### EXTRACTED MATERIAL
□ □ □

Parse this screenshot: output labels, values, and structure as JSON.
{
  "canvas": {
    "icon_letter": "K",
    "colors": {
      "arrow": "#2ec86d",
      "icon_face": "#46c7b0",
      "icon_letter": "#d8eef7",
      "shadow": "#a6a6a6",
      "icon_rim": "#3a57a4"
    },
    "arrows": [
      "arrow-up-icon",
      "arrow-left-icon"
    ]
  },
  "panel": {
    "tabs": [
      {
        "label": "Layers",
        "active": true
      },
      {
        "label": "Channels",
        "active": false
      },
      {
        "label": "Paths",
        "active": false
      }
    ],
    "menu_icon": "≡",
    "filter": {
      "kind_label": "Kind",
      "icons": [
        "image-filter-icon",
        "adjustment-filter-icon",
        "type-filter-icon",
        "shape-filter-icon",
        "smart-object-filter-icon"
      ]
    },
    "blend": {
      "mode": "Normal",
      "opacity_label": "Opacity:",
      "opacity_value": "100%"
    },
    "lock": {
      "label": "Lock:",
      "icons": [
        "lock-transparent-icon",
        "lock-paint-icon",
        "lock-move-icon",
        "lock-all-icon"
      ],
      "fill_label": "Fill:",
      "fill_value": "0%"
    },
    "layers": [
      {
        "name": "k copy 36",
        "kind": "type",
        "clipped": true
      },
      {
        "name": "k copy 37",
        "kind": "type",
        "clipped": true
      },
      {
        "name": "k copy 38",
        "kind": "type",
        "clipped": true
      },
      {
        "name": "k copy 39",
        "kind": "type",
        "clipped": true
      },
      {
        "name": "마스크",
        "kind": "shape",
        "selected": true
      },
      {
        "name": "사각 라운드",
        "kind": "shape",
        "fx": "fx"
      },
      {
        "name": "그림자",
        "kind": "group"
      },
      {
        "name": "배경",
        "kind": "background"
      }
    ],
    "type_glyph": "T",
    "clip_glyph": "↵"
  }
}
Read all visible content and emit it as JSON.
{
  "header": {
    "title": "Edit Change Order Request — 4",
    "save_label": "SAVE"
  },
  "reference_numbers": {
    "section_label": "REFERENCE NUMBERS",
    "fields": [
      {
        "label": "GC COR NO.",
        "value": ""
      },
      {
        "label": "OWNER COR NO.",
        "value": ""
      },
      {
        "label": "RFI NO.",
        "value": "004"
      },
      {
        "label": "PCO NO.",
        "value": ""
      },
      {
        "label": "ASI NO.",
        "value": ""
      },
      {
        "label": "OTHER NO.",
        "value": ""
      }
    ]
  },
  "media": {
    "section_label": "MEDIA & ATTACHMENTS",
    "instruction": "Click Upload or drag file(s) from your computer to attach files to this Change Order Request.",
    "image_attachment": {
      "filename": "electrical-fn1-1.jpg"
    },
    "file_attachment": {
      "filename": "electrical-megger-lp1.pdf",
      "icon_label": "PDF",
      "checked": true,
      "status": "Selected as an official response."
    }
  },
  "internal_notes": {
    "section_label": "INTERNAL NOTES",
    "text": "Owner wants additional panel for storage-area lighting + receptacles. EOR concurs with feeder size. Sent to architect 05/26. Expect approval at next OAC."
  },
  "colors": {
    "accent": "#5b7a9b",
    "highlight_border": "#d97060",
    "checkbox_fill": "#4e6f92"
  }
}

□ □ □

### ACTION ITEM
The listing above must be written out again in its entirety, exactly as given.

### THE ANSWER
Parse this screenshot: output labels, values, and structure as JSON.
{
  "canvas": {
    "icon_letter": "K",
    "colors": {
      "arrow": "#2ec86d",
      "icon_face": "#46c7b0",
      "icon_letter": "#d8eef7",
      "shadow": "#a6a6a6",
      "icon_rim": "#3a57a4"
    },
    "arrows": [
      "arrow-up-icon",
      "arrow-left-icon"
    ]
  },
  "panel": {
    "tabs": [
      {
        "label": "Layers",
        "active": true
      },
      {
        "label": "Channels",
        "active": false
      },
      {
        "label": "Paths",
        "active": false
      }
    ],
    "menu_icon": "≡",
    "filter": {
      "kind_label": "Kind",
      "icons": [
        "image-filter-icon",
        "adjustment-filter-icon",
        "type-filter-icon",
        "shape-filter-icon",
        "smart-object-filter-icon"
      ]
    },
    "blend": {
      "mode": "Normal",
      "opacity_label": "Opacity:",
      "opacity_value": "100%"
    },
    "lock": {
      "label": "Lock:",
      "icons": [
        "lock-transparent-icon",
        "lock-paint-icon",
        "lock-move-icon",
        "lock-all-icon"
      ],
      "fill_label": "Fill:",
      "fill_value": "0%"
    },
    "layers": [
      {
        "name": "k copy 36",
        "kind": "type",
        "clipped": true
      },
      {
        "name": "k copy 37",
        "kind": "type",
        "clipped": true
      },
      {
        "name": "k copy 38",
        "kind": "type",
        "clipped": true
      },
      {
        "name": "k copy 39",
        "kind": "type",
        "clipped": true
      },
      {
        "name": "마스크",
        "kind": "shape",
        "selected": true
      },
      {
        "name": "사각 라운드",
        "kind": "shape",
        "fx": "fx"
      },
      {
        "name": "그림자",
        "kind": "group"
      },
      {
        "name": "배경",
        "kind": "background"
      }
    ],
    "type_glyph": "T",
    "clip_glyph": "↵"
  }
}
Read all visible content and emit it as JSON.
{
  "header": {
    "title": "Edit Change Order Request — 4",
    "save_label": "SAVE"
  },
  "reference_numbers": {
    "section_label": "REFERENCE NUMBERS",
    "fields": [
      {
        "label": "GC COR NO.",
        "value": ""
      },
      {
        "label": "OWNER COR NO.",
        "value": ""
      },
      {
        "label": "RFI NO.",
        "value": "004"
      },
      {
        "label": "PCO NO.",
        "value": ""
      },
      {
        "label": "ASI NO.",
        "value": ""
      },
      {
        "label": "OTHER NO.",
        "value": ""
      }
    ]
  },
  "media": {
    "section_label": "MEDIA & ATTACHMENTS",
    "instruction": "Click Upload or drag file(s) from your computer to attach files to this Change Order Request.",
    "image_attachment": {
      "filename": "electrical-fn1-1.jpg"
    },
    "file_attachment": {
      "filename": "electrical-megger-lp1.pdf",
      "icon_label": "PDF",
      "checked": true,
      "status": "Selected as an official response."
    }
  },
  "internal_notes": {
    "section_label": "INTERNAL NOTES",
    "text": "Owner wants additional panel for storage-area lighting + receptacles. EOR concurs with feeder size. Sent to architect 05/26. Expect approval at next OAC."
  },
  "colors": {
    "accent": "#5b7a9b",
    "highlight_border": "#d97060",
    "checkbox_fill": "#4e6f92"
  }
}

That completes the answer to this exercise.